This explains the systematic evolution of the Spanish Arabian:
From the book Great Stud Farms of the World (Monique And Hans Dossenback, Hans Joachin Kohler, 1977, William Merrow and Co., Inc., forward by HRH Prince Phillip, Duke of Edinburgh) about the Military State Stud of Spain, it says, "The influence of the Military Stud on Arabian horses breeding in Spain began to make itself felt soon after the turn of the century. Right from the start the work was organized systematically and scientifically, with the aim of producing purebred animals for the State Stallion depot where private breeders could send their mares to be covered.....with the pure Arab breed they achieved success right from the start. Breeding began with a foundation stock of mares and stallions, most of excellent quality. Almost all the Arabs at present standing at the Yeguada Militar are extremely beautiful. Their high quality is attributable not only to their noble origin, to expert selection and careful rearing, but also to the favorable ecological conditions in the south of Spain."

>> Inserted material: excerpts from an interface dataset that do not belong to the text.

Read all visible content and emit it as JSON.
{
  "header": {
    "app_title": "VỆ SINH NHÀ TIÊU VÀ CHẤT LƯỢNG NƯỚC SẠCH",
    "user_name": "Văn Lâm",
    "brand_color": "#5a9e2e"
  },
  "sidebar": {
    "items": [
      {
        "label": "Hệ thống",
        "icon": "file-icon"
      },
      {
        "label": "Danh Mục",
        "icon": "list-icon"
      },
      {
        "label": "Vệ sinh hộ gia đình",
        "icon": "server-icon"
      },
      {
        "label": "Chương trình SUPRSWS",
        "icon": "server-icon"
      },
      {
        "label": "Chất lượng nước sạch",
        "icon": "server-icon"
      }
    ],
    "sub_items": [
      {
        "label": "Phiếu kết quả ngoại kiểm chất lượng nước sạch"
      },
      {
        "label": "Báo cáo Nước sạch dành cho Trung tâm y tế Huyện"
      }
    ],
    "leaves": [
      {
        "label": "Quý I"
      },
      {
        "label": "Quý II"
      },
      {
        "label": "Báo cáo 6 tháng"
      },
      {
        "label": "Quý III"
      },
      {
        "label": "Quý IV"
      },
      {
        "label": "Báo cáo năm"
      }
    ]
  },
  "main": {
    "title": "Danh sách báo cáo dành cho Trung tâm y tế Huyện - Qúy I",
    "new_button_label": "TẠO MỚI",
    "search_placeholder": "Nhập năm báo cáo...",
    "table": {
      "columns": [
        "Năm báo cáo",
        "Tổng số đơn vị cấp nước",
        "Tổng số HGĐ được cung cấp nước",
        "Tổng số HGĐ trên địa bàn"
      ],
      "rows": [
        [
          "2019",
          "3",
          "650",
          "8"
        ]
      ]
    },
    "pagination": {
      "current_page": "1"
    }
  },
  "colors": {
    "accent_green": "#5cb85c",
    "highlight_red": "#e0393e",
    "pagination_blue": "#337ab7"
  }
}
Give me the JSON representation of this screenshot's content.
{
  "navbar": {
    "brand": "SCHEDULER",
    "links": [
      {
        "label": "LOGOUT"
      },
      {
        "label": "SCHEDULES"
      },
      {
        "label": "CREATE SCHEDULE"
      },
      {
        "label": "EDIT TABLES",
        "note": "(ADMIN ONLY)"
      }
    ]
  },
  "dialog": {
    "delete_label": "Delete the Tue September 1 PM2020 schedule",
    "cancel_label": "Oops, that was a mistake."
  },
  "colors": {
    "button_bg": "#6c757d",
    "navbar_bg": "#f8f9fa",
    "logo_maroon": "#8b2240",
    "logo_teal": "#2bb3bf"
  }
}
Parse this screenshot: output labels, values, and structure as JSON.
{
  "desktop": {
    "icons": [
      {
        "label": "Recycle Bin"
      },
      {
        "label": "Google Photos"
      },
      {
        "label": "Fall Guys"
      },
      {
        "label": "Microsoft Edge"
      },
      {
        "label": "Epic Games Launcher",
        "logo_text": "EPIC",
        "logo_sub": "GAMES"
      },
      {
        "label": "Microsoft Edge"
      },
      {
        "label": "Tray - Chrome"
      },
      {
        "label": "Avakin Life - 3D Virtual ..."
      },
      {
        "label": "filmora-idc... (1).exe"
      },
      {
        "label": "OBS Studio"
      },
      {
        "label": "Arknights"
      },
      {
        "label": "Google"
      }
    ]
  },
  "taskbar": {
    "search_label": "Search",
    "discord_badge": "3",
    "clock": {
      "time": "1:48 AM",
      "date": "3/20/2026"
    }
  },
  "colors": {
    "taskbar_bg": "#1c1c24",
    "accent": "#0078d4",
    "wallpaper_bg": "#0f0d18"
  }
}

From the Arabian Horse Times May 1995 article "Welcome to the Return of the Spanish Arabian Horse" by Kristian Fenaux, Page 355, "Pure Spanish - with their pool of original pure Arabian blood, a mixture of desert and all European strains, the Spanish Arabian grew up and acquired his own identity. After 1934 and until very recently, there were no new significant imports. These special circumstances in Spain, of breeding within a closed and limited gene pool, produced a very special Arabian horse, homozygous in almost all genetic qualities. The high quality of the foundation material and ruthless selection for generation and generations, keeping only those horses of outstanding merit and quality (both physical and mental) for breeding, has produced what we call the pure Spanish Arabian. Between 1930 and 1970, Arabian horses were bred because good horses were important, mainly for Military and agriculture needs. (Editor's note: Spain has only recently joined the European Economic Community(EEC). Through the 70's and into the 80's, on our many trips to Spain we saw in the beginning, really no tractors, but many horses (and work mules) working, pulling carts of produce even into Madrid amongst the busy motor car traffic, or being ridden beside the roads) "The Spanish Arabian is a genuine product of Spain". Here, until just recently, horses were really a significant part of everyday life. The need for strong, reliable, good minded and stable horse was a must for many activities and purebred Arabians were among the most valued assets. http://www.barcino147.com/articles/f...07_16_5502.php